-- YOUR ASSIGNMENT --
Across the entries, count the lines that include "Place" and report only that number.

[Data records for software interfaces]
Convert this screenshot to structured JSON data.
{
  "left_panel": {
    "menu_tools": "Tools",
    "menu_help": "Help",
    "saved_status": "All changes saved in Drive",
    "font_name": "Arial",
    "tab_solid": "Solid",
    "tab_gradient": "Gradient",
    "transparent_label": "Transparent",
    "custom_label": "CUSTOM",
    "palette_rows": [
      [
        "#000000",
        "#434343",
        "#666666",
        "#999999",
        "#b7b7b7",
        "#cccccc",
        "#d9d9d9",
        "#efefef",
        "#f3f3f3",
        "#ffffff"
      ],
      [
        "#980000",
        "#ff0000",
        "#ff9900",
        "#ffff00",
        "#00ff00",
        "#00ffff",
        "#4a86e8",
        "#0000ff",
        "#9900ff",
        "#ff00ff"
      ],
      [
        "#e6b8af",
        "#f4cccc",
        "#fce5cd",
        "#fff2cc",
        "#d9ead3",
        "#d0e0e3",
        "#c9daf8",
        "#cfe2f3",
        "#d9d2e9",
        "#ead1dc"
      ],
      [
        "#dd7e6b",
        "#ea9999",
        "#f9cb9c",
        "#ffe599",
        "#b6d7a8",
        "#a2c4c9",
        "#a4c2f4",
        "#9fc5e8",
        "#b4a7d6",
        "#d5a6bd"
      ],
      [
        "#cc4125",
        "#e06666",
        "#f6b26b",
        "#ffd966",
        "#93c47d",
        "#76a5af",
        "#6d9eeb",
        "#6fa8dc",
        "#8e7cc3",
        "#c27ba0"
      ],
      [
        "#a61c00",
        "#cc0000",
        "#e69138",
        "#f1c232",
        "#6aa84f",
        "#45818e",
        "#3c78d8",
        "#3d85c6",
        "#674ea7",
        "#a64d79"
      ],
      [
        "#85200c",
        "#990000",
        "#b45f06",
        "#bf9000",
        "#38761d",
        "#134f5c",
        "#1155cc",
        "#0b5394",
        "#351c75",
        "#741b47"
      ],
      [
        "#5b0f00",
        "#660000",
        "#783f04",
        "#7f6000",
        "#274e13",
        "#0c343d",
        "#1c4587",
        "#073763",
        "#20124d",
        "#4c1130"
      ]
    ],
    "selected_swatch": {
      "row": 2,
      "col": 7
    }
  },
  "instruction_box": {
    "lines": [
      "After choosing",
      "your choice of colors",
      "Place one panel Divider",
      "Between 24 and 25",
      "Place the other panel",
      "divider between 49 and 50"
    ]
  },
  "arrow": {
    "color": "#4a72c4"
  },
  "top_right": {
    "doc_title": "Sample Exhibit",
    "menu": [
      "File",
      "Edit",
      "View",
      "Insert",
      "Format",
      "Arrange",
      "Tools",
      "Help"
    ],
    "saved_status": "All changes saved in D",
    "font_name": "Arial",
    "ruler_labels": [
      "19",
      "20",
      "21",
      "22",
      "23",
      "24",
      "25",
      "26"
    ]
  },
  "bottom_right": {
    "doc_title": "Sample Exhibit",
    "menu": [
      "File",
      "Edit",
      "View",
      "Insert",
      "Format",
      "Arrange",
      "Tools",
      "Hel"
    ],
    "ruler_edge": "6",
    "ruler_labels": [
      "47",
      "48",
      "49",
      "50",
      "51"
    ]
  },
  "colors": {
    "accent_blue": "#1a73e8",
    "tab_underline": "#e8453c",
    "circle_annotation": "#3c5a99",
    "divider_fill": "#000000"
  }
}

-- REPLY TO THE EXERCISE --
2